What people fail to realize is that even if you do get some momentary PR coverage, it is fleeting and needs constant effort to keep a continuing media presence. In my experience, I wrote articles for relevant trade press that got me a bit of notoriety. But it didn’t result in a mass of quality sales leads coming my way.
So I told her that when the timing is right, and she feels capable of handling the challenge of writing the book, opportunities will still be there to explore.
This entrepreneur doesn’t really enjoy the marketing aspect of business. So when she attended a seminar/webinar where the presenter emphasized that books would help with sales lead generation, she was interested. She told me the book didn’t have to be a money maker initially, but she would use it for lead generation.

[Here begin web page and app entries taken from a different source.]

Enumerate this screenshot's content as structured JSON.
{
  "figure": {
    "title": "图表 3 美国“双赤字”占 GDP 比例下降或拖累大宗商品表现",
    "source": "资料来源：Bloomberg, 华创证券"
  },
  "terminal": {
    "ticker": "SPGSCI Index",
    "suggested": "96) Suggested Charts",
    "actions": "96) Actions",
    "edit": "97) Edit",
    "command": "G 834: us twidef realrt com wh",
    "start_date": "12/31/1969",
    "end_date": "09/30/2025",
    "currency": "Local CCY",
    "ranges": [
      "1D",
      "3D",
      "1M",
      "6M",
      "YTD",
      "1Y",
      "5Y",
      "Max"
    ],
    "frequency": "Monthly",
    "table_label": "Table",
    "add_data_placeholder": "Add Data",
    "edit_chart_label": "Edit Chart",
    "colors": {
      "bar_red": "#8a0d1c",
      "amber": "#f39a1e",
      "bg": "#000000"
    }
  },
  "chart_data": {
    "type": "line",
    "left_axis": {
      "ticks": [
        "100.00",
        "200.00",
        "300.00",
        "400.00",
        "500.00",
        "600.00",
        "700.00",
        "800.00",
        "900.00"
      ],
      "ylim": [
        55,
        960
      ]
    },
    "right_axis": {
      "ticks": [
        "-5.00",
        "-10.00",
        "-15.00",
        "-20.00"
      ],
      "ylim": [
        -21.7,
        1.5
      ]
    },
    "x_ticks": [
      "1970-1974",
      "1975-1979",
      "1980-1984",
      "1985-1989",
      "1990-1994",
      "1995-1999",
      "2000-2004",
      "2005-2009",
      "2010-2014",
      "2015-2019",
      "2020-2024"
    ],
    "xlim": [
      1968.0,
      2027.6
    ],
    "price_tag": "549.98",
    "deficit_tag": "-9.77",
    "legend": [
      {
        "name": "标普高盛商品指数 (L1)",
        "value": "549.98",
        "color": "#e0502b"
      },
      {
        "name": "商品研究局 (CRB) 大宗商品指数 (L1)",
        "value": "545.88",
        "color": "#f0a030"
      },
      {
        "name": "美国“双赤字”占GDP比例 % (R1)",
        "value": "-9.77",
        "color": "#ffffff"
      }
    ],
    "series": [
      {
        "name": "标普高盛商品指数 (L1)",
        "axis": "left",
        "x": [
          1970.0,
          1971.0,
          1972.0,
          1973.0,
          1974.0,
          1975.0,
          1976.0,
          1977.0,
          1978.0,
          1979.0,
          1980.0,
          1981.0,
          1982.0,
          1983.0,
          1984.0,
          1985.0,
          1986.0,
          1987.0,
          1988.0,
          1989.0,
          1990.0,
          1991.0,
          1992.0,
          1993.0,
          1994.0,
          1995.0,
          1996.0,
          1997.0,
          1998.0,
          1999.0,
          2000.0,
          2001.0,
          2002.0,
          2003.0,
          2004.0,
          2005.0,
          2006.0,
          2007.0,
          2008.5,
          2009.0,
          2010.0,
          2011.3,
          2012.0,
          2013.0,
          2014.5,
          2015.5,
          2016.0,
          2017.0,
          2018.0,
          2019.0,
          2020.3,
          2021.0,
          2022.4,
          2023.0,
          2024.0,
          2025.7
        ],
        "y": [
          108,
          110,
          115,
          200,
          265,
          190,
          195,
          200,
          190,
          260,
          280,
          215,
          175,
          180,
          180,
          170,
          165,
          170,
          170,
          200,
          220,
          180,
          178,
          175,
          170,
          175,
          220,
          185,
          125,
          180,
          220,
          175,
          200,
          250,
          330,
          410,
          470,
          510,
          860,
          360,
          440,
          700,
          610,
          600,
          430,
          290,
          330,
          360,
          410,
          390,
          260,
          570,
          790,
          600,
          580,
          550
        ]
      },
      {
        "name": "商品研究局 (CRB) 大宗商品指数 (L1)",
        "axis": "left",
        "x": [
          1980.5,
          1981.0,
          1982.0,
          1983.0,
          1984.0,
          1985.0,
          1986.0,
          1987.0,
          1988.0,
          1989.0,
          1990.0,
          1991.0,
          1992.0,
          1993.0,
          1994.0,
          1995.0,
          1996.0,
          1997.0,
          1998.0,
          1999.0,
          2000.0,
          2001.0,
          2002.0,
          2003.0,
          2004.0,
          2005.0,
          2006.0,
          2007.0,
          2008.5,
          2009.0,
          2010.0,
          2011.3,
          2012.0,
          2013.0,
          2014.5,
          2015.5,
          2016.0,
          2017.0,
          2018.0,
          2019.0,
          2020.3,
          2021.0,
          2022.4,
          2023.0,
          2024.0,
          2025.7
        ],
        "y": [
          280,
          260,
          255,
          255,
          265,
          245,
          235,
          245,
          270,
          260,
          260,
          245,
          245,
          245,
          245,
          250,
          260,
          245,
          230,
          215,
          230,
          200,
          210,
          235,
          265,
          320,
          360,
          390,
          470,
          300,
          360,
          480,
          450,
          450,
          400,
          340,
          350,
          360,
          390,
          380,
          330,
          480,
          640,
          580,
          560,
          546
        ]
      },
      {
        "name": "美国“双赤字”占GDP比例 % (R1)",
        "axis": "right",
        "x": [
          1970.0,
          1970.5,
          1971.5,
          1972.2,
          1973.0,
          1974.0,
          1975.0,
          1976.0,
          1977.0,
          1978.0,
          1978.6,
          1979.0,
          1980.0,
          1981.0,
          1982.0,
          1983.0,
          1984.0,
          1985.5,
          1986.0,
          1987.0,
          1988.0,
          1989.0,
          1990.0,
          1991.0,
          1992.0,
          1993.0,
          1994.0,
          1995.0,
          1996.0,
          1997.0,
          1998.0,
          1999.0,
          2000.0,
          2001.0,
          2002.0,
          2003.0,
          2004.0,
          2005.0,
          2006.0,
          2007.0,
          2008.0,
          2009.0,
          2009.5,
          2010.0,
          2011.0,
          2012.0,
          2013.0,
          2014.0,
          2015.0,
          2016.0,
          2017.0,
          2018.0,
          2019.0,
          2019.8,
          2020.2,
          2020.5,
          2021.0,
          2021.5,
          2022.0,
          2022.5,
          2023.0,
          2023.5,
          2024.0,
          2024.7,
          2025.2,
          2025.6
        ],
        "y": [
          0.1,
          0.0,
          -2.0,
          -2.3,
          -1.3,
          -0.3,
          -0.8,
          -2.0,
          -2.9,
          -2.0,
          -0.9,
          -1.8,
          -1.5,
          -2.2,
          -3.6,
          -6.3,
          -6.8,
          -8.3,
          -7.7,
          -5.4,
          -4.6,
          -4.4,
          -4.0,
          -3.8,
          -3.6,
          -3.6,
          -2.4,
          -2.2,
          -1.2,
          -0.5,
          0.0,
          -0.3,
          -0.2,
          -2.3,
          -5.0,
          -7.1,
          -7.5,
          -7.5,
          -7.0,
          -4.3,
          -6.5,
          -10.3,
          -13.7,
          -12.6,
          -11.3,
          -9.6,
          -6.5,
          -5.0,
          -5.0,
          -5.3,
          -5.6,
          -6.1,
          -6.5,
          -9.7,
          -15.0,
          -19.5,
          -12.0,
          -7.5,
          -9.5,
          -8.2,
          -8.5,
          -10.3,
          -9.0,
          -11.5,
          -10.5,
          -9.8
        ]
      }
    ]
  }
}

As discussed earlier, the whole lead generating book concept is flawed. Having a book will not—repeat not!—automatically generate sales leads for you. In this entrepreneur’s case, she’d be better off investing in some professional help to build a sales and web strategy.
What also concerned me about this entrepreneur was that she said the book didn’t have to be a money maker “initially.” I read between the lines on that one. Sorry that I have to predict it may not be a money maker, initially or eventually.
Is There Any Justification for a Lead Generation Book for Business?
If you’re writing and self publishing a book as part of your overall public relations and marketing strategy, and you have the ability and money to do it, then a lead generation book is worth considering. But it cannot miraculously build sales. And don’t expect it to work like more quantifiable and effective sales building methods such as Pay Per Click (PPC) advertising, SEO, and personal selling.
This article is accurate and true to the best of the author’s knowledge. Content is for informational or entertainment purposes only and does not substitute for personal counsel or professional advice in business, financial, legal, or technical matters.
© 2020 Heidi Thorne